Nature is the best medicine
For the first time, atomic force microscopy helps scientists reveal the exact chemical structure of a natural compound; opens new possibilities in drug discovery.
In a pioneering research project scientists at IBM and the University of Aberdeen have collaborated to "see", for the first time, the structure of a marine compound from the deepest place on the Earth using an atomic force microscope.
The results, which are being published in the journal Nature Chemistry, open up new possibilities in biological research which could lead to the faster development of new medicines in the future.
Watch the video here.
Cures from the Deep Sea
For several years scientists at the Marine Biodiscovery Centre at the University of Aberdeen have been focused on harnessing the potential of marine organisms as a source for the discovery of chemical compounds, which could be used to develop new treatments for cancer, inflammation, infection, and parasitic diseases.
Professor Marcel Jaspars, Director of the Marine Biodiscovery Centre at the University of Aberdeen comments, "The Earth’s natural environment is rich with a diverse range of unique organisms from which a vast array of chemical compounds can be sourced, many of which are entirely unknown to science. These compounds have the potential to be used in the development of pharmaceuticals and other novel biomedical products. But in order to harness this potential we must first understand these compounds in terms of their molecular structure in order to determine whether they are viable for use in medicine."
Last year, Professor.

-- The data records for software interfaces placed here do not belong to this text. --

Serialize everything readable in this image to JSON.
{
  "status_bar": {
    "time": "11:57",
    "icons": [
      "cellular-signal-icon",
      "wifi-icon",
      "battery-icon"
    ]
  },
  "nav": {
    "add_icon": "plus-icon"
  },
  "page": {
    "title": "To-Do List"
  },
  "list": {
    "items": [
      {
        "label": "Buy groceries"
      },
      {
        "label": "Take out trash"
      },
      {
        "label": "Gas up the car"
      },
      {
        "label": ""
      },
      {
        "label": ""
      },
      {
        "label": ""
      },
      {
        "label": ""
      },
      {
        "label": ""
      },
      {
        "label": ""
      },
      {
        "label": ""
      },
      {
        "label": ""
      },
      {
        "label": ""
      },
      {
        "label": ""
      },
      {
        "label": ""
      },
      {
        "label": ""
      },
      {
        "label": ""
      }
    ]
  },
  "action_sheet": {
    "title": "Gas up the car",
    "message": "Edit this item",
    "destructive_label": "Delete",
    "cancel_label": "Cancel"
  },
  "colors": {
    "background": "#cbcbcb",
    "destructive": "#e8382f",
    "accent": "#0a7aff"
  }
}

Jaspars began work on a species of bacterium from a mud sample taken from the Mariana Trench - 10,916 meters (35,818 feet) below sea level.
Using high-resolution mass spectrometry, the university quickly identified the chemical composition of the compound, but determining its exact molecular structure was more challenging. Even the use of state-of-the-art nuclear magnetic resonance techniques would not allow them to determine the exact structure.
The scientists were left with four potential structures, none of which could be ruled out. They considered taking a chemical synthesis of the proposed structures, but this is a very complex task that can take several months.
ooking for an alternative method, Professor Jaspars, contacted IBM scientists in Zurich, who last year, for the first time, imaged the "anatomy" or chemical structure of an organic molecule using an atomic force microscope, with the hope that they could do the same for the compound extracted from the deep-sea bacterium.
To their pleasent surprise, after only one week IBM scientists were able to image individual molecules with atomic resolution using a technique called noncontact atomic force microscopy. These images together with first principles calculations confirmed the identification as cephalandole A, which is actually known and originally isolated from a Taiwanese orchid.
"The technique demonstrates that scanning probe microscopes can add powerful functionality in identifying the structure of molecules which are challenging to resolve with conventional techniques," said Leo Gross, scientist, IBM Research - Zurich.
The experiment was the first successful use of AFM in the determination of, what was at the time, an unknown molecular structure.